According to numbers he’s compiled, the average price per square foot for new condos along the High Line rose from $1,088 in 2006 to $1,351 in 2009. Studios at +aRt start at 445 square feet and $520,000, and the building’s largest available unit is a three-bedroom, 1,570-square-foot penthouse listed for $2.3 million. Since reopening the sales office in early May, +aRt has signed contracts on two penthouses. Six contracts on other units are out. Closings are planned for late summer/early fall.

As for HL23, with available units starting at $3.35 million for a 2,104-square-foot two-bedroom, Aries says that she has two condos in contract and “a number of offers on the table.

“We’re willing to be patient,” she says. “When it’s finished, the building will speak for itself.”

The whole area certainly inspires hope in this uncertain time, what with the coming extension of the High Line and the decision by the Whitney to go ahead with plans for a museum at the foot of the park.

“We closed on the penthouse at the very worst time ever for the market [Sept. 2009], and it closed at the highest price per square foot for a penthouse in West Chelsea ever, over $4,500 a square foot raw,” says Prudential Douglas Elliman broker Leonard Steinberg of a unit in 200 11th Ave., a building he has been selling.

“I think we’re over 50 percent closed,” he says.

There is one condo out of 15 still on the market at 200 11th Ave. It’s a 2,400-square-foot three-bedroom, with a 300-square-foot garage, and priced at $6.23 million.

Steinberg himself just moved into a unit he bought there. For now, he is the sole occupant of a building still shrouded in netting. But assuming all goes well, he’ll get some company soon.

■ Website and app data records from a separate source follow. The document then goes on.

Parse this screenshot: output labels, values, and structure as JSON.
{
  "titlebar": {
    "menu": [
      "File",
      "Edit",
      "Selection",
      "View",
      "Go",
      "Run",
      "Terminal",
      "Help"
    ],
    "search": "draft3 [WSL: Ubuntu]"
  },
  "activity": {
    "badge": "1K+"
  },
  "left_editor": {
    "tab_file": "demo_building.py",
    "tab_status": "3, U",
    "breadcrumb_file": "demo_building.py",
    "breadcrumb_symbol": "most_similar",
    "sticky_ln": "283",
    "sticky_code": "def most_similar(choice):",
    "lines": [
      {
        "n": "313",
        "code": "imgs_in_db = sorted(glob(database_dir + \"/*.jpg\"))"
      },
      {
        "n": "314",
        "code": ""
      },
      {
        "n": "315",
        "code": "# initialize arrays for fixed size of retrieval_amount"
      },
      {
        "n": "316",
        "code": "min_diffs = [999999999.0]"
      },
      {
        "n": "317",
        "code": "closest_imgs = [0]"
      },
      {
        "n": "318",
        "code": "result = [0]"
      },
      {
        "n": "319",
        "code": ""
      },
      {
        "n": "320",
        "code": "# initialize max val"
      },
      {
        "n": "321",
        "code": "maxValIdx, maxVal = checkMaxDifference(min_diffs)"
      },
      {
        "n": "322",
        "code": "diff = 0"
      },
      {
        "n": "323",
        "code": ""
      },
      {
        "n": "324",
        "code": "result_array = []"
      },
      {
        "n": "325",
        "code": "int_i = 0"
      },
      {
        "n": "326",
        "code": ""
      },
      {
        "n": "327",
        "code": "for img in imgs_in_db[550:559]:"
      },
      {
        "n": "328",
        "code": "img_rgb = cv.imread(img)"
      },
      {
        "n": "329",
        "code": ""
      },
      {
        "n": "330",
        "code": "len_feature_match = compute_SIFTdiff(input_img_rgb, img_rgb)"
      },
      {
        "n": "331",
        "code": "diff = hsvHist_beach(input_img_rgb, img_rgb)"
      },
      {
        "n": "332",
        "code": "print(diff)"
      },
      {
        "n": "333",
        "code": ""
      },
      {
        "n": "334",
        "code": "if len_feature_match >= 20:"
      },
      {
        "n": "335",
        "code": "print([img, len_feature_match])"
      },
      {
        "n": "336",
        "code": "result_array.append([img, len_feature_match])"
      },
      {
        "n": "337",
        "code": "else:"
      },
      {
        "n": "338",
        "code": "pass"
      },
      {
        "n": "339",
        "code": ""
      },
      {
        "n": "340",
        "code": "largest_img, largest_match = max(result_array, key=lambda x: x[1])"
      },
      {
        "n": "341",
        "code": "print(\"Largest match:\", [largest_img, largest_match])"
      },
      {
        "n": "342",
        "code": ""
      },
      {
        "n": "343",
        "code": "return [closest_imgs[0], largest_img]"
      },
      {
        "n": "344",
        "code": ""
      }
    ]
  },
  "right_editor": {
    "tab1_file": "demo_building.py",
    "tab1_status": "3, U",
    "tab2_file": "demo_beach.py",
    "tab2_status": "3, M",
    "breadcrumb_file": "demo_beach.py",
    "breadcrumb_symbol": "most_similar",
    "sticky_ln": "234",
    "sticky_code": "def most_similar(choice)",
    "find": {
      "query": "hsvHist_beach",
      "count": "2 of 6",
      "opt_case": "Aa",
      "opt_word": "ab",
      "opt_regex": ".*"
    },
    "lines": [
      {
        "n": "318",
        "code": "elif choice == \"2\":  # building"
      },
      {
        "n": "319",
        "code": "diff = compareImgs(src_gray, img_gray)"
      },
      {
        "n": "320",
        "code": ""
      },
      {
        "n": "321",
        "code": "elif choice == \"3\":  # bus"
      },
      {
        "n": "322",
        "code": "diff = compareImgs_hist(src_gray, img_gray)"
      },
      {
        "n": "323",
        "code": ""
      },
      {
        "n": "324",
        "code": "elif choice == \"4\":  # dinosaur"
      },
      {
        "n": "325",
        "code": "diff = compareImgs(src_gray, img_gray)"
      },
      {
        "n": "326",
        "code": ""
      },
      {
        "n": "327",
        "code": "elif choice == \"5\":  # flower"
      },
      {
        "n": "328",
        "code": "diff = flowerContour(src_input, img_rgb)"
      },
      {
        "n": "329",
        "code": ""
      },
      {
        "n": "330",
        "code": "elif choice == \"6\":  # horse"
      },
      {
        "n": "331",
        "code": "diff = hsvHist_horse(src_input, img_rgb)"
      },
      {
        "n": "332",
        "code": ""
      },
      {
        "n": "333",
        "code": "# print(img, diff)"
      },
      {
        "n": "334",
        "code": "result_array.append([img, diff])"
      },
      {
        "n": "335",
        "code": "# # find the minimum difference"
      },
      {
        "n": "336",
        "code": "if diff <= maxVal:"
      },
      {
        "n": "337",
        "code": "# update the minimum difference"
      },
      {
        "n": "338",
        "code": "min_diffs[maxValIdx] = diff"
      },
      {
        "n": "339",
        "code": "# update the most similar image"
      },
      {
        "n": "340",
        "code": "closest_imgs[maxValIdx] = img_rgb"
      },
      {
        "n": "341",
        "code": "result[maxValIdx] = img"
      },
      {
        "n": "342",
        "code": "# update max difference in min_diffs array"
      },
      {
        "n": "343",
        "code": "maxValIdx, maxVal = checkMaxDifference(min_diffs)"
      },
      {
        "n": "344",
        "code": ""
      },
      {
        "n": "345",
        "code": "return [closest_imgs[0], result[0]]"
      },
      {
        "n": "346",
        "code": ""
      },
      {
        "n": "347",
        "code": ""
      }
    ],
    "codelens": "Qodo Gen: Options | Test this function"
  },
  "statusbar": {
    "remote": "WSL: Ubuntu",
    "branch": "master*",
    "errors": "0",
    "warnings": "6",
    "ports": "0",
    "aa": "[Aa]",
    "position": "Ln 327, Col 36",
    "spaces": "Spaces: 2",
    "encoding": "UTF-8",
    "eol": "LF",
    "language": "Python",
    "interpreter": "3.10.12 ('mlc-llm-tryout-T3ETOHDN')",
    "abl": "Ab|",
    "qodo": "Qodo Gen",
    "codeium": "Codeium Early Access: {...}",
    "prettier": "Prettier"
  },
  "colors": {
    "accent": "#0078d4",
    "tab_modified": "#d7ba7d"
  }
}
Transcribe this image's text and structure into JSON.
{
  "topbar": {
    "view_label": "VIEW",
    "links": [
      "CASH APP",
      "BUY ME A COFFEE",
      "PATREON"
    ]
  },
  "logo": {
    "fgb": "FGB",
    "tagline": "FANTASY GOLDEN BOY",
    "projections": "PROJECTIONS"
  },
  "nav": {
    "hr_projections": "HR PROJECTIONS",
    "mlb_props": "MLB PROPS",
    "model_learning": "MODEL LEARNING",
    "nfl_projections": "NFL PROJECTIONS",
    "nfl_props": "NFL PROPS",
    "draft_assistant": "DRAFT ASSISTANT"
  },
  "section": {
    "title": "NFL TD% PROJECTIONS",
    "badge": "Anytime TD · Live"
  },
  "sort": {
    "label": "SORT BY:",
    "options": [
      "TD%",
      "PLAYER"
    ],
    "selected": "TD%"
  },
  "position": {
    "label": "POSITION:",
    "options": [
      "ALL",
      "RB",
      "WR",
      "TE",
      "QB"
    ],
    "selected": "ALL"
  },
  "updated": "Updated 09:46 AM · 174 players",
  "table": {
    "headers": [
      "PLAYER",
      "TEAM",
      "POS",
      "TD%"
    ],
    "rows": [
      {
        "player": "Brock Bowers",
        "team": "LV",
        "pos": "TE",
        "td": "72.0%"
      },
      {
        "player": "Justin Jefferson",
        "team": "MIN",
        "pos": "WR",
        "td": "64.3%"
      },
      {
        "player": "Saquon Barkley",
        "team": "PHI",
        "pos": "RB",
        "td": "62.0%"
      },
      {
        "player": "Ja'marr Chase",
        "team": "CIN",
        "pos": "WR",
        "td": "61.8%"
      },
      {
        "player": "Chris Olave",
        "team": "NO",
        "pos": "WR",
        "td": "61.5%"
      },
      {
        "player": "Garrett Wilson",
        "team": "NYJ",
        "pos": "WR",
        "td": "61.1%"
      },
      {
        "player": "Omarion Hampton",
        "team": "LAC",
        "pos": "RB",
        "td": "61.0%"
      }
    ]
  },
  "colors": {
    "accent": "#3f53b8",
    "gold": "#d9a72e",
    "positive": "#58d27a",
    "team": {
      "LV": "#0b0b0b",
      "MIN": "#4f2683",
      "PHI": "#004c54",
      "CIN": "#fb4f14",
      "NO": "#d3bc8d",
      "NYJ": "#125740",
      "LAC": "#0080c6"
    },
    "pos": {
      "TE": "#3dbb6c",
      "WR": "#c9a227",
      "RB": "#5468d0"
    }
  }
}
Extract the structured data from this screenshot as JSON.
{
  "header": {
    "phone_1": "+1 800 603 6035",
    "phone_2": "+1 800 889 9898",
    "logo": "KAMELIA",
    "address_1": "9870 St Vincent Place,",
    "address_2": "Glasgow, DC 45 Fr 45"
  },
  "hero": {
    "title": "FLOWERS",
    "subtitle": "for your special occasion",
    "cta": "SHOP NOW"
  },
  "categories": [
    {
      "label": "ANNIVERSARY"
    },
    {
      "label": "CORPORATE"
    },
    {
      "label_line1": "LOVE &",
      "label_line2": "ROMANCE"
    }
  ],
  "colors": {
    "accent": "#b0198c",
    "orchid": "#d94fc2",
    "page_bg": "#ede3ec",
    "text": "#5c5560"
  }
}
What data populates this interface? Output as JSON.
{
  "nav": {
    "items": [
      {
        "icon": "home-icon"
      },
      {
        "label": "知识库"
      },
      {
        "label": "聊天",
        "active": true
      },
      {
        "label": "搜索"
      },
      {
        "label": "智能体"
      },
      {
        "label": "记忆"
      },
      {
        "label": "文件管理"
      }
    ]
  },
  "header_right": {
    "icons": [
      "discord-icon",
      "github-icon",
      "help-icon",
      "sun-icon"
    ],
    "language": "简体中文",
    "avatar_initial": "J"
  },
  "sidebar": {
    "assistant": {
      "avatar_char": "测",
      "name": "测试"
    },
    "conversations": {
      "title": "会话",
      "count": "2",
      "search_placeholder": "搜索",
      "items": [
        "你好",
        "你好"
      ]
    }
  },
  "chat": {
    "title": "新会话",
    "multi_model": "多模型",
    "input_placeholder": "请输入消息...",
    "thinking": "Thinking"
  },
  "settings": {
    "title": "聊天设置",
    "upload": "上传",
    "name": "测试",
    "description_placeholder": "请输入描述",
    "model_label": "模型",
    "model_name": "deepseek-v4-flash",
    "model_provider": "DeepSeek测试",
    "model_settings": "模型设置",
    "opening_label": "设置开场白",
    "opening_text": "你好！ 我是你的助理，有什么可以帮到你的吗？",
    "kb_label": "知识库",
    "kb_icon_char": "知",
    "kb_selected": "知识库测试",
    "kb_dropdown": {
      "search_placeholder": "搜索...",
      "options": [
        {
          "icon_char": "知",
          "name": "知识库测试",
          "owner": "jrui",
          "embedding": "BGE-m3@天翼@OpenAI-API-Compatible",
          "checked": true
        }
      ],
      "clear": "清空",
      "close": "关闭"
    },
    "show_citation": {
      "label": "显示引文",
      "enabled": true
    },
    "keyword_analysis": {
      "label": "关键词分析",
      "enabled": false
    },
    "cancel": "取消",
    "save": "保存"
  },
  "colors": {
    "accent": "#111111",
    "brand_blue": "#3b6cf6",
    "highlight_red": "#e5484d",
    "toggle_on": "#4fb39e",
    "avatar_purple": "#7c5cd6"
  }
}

“It’s all very exciting,” he says. “I tell everyone, including myself, that one day I will walk half a block to the High Line and go down this promenade to the Meatpacking District for dinner. It’s all so dreamy.”

Thursday, June 17, 2010